◆ **Instructions to follow**
Please copy every line from the following entries in which the word "such" appears.

◆ **Data for processing**
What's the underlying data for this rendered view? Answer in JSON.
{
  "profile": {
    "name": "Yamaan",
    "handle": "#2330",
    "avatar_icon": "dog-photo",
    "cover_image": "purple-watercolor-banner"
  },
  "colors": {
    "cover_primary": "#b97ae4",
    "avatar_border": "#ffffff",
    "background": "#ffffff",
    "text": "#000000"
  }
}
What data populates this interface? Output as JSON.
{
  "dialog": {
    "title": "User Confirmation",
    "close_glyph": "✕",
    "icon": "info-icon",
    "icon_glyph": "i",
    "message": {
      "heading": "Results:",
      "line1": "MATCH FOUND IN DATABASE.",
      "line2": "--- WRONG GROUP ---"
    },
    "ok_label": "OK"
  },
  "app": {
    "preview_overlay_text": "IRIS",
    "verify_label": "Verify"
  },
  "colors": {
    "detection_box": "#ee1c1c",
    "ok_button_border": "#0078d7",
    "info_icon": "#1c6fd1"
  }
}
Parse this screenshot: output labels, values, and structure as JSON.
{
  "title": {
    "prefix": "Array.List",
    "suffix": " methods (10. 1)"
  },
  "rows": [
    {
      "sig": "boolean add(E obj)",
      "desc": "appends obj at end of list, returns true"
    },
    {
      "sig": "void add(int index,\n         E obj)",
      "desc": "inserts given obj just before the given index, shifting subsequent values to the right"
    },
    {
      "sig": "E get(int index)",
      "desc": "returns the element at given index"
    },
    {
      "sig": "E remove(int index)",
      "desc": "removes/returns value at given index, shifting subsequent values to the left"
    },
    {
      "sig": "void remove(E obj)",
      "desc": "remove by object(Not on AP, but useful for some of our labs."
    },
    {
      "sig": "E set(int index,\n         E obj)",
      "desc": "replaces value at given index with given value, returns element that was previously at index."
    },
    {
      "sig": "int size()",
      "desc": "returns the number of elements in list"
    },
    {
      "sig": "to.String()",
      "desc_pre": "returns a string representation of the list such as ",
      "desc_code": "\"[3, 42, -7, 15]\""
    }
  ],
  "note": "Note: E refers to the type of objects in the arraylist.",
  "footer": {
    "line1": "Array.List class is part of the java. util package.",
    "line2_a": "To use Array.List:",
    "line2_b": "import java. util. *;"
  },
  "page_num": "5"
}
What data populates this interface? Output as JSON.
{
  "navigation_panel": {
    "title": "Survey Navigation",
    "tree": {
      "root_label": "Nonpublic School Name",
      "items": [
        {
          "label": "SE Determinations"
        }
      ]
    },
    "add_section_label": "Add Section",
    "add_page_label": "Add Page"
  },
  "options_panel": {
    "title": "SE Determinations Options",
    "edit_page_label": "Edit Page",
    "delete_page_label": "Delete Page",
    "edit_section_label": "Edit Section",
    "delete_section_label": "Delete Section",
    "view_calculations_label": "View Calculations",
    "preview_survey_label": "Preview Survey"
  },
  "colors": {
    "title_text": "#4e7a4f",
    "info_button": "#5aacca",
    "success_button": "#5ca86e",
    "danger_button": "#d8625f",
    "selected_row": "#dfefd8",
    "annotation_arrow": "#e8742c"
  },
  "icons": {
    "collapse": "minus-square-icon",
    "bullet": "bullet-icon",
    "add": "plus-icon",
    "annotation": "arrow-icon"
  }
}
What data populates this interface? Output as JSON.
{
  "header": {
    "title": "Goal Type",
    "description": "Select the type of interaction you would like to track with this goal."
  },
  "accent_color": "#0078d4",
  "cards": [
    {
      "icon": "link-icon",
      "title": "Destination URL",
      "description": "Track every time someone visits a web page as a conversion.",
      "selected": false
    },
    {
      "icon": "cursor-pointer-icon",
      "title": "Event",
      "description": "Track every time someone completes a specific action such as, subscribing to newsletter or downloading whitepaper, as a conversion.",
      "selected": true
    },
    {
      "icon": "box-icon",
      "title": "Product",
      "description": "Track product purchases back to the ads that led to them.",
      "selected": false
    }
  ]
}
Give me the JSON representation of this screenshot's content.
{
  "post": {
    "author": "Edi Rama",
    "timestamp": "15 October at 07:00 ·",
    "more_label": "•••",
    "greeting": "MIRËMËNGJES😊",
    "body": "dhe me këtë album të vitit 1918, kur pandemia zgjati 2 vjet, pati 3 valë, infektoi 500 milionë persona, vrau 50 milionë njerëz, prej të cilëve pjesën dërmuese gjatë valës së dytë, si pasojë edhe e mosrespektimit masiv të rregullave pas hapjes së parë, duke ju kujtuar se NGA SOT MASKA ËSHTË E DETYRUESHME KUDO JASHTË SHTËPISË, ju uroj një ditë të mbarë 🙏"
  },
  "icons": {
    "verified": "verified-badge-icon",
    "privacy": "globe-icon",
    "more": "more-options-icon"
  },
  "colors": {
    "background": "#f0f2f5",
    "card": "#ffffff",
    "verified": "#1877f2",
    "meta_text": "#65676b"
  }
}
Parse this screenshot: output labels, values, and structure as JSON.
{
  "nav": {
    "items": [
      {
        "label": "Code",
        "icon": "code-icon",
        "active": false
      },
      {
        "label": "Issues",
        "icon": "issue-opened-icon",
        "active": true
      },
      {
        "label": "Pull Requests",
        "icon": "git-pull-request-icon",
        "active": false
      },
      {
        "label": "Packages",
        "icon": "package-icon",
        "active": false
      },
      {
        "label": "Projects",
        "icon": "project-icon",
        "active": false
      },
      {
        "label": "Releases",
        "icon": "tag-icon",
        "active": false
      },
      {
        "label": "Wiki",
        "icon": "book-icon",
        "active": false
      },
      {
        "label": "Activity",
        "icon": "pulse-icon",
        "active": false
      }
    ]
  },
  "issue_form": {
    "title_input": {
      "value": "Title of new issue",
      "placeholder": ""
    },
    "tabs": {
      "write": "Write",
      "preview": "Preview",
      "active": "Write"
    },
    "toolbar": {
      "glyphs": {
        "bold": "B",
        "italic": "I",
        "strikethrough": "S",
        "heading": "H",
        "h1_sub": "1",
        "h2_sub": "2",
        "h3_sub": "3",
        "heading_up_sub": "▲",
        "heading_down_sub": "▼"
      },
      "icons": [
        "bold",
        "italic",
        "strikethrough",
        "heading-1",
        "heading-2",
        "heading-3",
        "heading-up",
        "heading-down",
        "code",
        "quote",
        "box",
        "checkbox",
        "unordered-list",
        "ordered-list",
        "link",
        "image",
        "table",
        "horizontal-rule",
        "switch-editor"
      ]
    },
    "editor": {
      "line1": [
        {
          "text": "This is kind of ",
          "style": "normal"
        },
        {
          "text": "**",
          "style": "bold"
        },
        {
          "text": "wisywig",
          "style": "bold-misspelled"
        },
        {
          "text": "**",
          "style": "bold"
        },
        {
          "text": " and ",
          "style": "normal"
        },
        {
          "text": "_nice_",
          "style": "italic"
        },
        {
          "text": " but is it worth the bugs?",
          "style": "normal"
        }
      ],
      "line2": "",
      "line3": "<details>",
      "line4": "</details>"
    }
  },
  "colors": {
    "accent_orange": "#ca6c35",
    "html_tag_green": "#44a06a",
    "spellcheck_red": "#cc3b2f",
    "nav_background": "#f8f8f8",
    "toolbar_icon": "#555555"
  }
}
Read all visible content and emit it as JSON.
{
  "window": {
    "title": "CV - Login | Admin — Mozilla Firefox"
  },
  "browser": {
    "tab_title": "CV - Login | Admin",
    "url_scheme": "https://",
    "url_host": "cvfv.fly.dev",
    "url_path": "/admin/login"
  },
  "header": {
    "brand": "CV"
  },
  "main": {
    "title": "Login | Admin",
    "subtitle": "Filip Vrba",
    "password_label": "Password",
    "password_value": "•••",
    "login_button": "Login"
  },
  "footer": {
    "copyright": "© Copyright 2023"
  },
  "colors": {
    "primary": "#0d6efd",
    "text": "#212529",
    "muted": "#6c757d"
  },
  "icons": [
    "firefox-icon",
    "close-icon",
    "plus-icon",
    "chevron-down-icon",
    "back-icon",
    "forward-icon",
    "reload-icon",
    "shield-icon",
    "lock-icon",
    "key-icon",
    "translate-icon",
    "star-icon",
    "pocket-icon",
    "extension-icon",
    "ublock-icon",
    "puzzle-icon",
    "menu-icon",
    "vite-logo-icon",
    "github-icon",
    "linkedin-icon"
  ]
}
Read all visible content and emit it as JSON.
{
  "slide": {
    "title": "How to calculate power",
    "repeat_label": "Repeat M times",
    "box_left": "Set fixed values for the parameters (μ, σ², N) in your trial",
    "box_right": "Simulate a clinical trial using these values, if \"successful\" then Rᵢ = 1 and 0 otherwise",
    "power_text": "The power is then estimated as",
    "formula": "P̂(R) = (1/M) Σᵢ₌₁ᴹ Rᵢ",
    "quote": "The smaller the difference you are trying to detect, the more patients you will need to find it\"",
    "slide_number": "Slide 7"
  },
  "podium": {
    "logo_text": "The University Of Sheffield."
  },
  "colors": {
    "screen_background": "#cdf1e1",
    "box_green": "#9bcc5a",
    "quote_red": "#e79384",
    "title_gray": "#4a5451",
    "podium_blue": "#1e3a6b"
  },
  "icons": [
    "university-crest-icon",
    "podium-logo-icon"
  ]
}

◆ **Task result**
      "desc_pre": "returns a string representation of the list such as ",
      "description": "Track every time someone completes a specific action such as, subscribing to newsletter or downloading whitepaper, as a conversion.",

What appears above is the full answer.